Like the great high school football coach that works his players hard during pre-season training to be ready for the upcoming regular season…unselfishly for their benefit at the risk of temporary unpopularity…God crafts the characters of the people of faith to benefit them with the priceless capacity for joyful living…for eternity without end (Jn. 15:16; Rom 9:21).
In God’s infinite wisdom He knew ahead of time that this fall of man in the Garden of Eden would cost the future incarnation for Jesus the Son of God and the second Person of the Trinity, His difficult human ministry on earth (Isa. 53:3-5), the crucifixion, and the resurrection.
Yet on the night before His crucifixion, Jesus amazingly says to His disciples: “Peace I leave with you, my peace I give unto you: not as the world giveth, give I unto you. Let not your heart be troubled, neither let it be afraid” (Jn. 14:27).
Jesus is saying that even amidst the upcoming horrors of His arrest, trial, beating, rejection, ridicule, mocking, crucifixion, and death, that He has perfect divine peace.
Jesus can truly say this because His peace is founded upon an unselfish love for us that is infinite in its scope, dimensions, and outreach.
Yet in the Garden of Gethsemane, even this infinite divine love is stretched to the point of novel and unprecedented challenge as Jesus contemplates the awful ordeal of absorbing the full weight of the sins of the world…placed upon Himself on the cross (Lk. 22:42).
On the cross…a Person who has been and will be morally perfect and blameless for all eternity…Jesus Christ the Son of God…takes upon Himself the darkness and rebellion of human sin…enabling us to be set free from bondage to sin.
God is telling us through the life of Jesus that our impulsive attempt at a shortcut to the knowledge of good and evil…will also cost us a similar hard road of first-hand experience to discover God’s perfect peace amidst daunting challenge, adversity, and suffering.
A God-composed journey of faith life-script for us tells us that somewhere along our walk of faith…we will also in some measure and to some extent pray a similar prayer: “Father, if thou be willing, remove this cup from me: nevertheless not my will, but thine, be done.”
The hard reality of a joint-venture with God down the road to the discovery of “all truth” involves the fullness of experience that must honestly and courageously be encountered in a God-composed journey of faith…for Christians living in the danger zone.
This danger zone extends even to the breaking point of having to give up our will and way regarding the big issues at stake in life.

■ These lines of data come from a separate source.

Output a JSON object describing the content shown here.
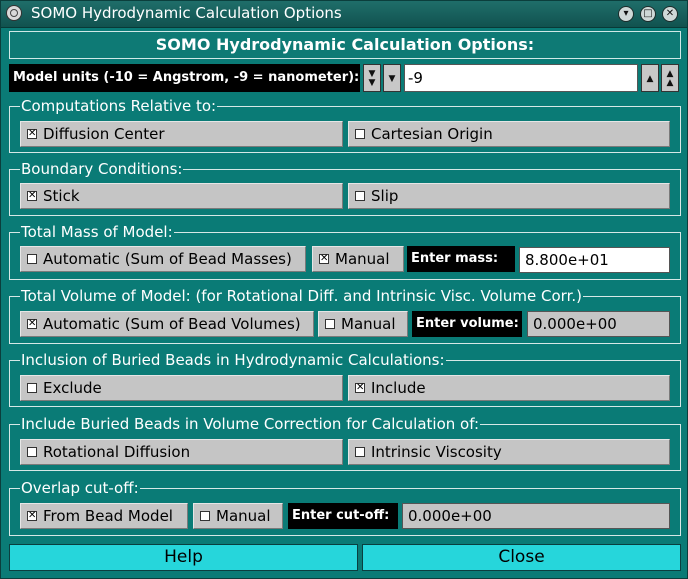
{
  "window": {
    "title": "SOMO Hydrodynamic Calculation Options"
  },
  "header": {
    "title": "SOMO Hydrodynamic Calculation Options:"
  },
  "units": {
    "label": "Model units (-10 = Angstrom, -9 = nanometer):",
    "value": "-9"
  },
  "groups": {
    "computations": {
      "legend": "Computations Relative to:",
      "options": [
        {
          "label": "Diffusion Center",
          "checked": true
        },
        {
          "label": "Cartesian Origin",
          "checked": false
        }
      ]
    },
    "boundary": {
      "legend": "Boundary Conditions:",
      "options": [
        {
          "label": "Stick",
          "checked": true
        },
        {
          "label": "Slip",
          "checked": false
        }
      ]
    },
    "mass": {
      "legend": "Total Mass of Model:",
      "options": [
        {
          "label": "Automatic (Sum of Bead Masses)",
          "checked": false
        },
        {
          "label": "Manual",
          "checked": true
        }
      ],
      "enter_label": "Enter mass:",
      "value": "8.800e+01"
    },
    "volume": {
      "legend": "Total Volume of Model: (for Rotational Diff. and Intrinsic Visc. Volume Corr.)",
      "options": [
        {
          "label": "Automatic (Sum of Bead Volumes)",
          "checked": true
        },
        {
          "label": "Manual",
          "checked": false
        }
      ],
      "enter_label": "Enter volume:",
      "value": "0.000e+00"
    },
    "buried": {
      "legend": "Inclusion of Buried Beads in Hydrodynamic Calculations:",
      "options": [
        {
          "label": "Exclude",
          "checked": false
        },
        {
          "label": "Include",
          "checked": true
        }
      ]
    },
    "volume_correction": {
      "legend": "Include Buried Beads in Volume Correction for Calculation of:",
      "options": [
        {
          "label": "Rotational Diffusion",
          "checked": false
        },
        {
          "label": "Intrinsic Viscosity",
          "checked": false
        }
      ]
    },
    "overlap": {
      "legend": "Overlap cut-off:",
      "options": [
        {
          "label": "From Bead Model",
          "checked": true
        },
        {
          "label": "Manual",
          "checked": false
        }
      ],
      "enter_label": "Enter cut-off:",
      "value": "0.000e+00"
    }
  },
  "buttons": {
    "help": "Help",
    "close": "Close"
  },
  "marks": {
    "checked": "✕",
    "unchecked": ""
  },
  "colors": {
    "background": "#0a7b76",
    "button": "#c5c5c5",
    "accent_button": "#26d6db"
  }
}
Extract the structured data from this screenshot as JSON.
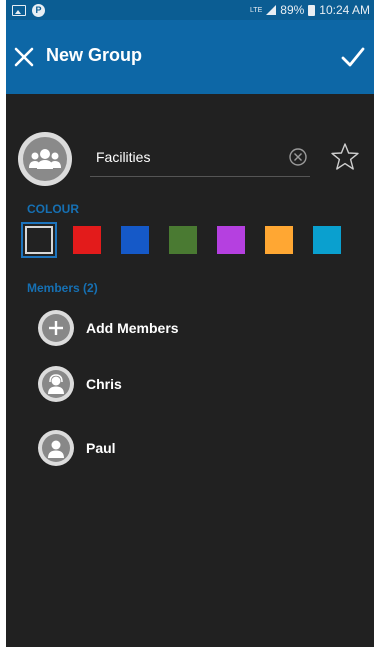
{
  "status_bar": {
    "network": "LTE",
    "battery": "89%",
    "time": "10:24 AM"
  },
  "app_bar": {
    "title": "New Group",
    "close_icon": "close-icon",
    "confirm_icon": "check-icon"
  },
  "group": {
    "name_value": "Facilities",
    "avatar_icon": "group-avatar-icon"
  },
  "colour": {
    "label": "COLOUR",
    "selected_index": 0,
    "swatches": [
      "#222222",
      "#e31b1b",
      "#1559c8",
      "#4a7a32",
      "#b540e0",
      "#ffa733",
      "#0aa0cf"
    ]
  },
  "members": {
    "label": "Members (2)",
    "add_label": "Add Members",
    "items": [
      {
        "name": "Chris"
      },
      {
        "name": "Paul"
      }
    ]
  },
  "colors": {
    "app_bar": "#0d67a6",
    "status_bar": "#0b5d93",
    "background": "#212121",
    "accent_text": "#1670b3"
  }
}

But in terms of a God-composed journey of faith life-script following the pattern of the way of the cross…the theme of this book… and arguably one of the main themes of the Bible…is that adversity, challenge, and suffering separates us from self-sovereignty.
Faith in the rigorous training methods of the great football coach…separation from the self-sovereignty of thinking that we know what is best…results in a winning season (1 Cor. 9:24-26; Gal. 2:20).
It is the fundamental tension between the strong pull of worldly conventional normalcy, and the totally unconventional way of the cross… that lies at the central core of every biblical narrative story of faith.
This is the razor-sharp edge of truth that separates-out each genuine experience of faith and trust in God…for our benefit and instruction (2 Tim. 3:16)…often tested through the furnace of immediate personal danger and the real potential for overwhelming, crushing defeat.
If the competence, faithfulness, and overall intentions of Jesus Christ our King and Ruler…for all eternity…must be experientially tried and confirmed through a joint-venture expedition of faith through the context of this broken world lost in sin, then the excess baggage of our claim to self-sovereignty must go.
If some measure of adversity, challenge, and suffering will accomplish this separation from our self-sovereignty…then it is God’s positive intention to set-up the precise circumstances for this to occur for each believer…for our eternal good.
This is what we see in the narrative stories of faith in the Bible. This is why these real-life stories serve as the pattern for our own faith journeys.
This is the dangerous part of following the living God into a genuine journey of faith that we see portrayed in the lives of the people of faith recorded in the Bible.
This is the epitome of being accountable, of not quitting early, and of breaking through…so that we may someday at the end of our own journey of faith, commendably say along with Jesus: “It is finished” (Jn. 19:30; 2 Tim. 4:7-8).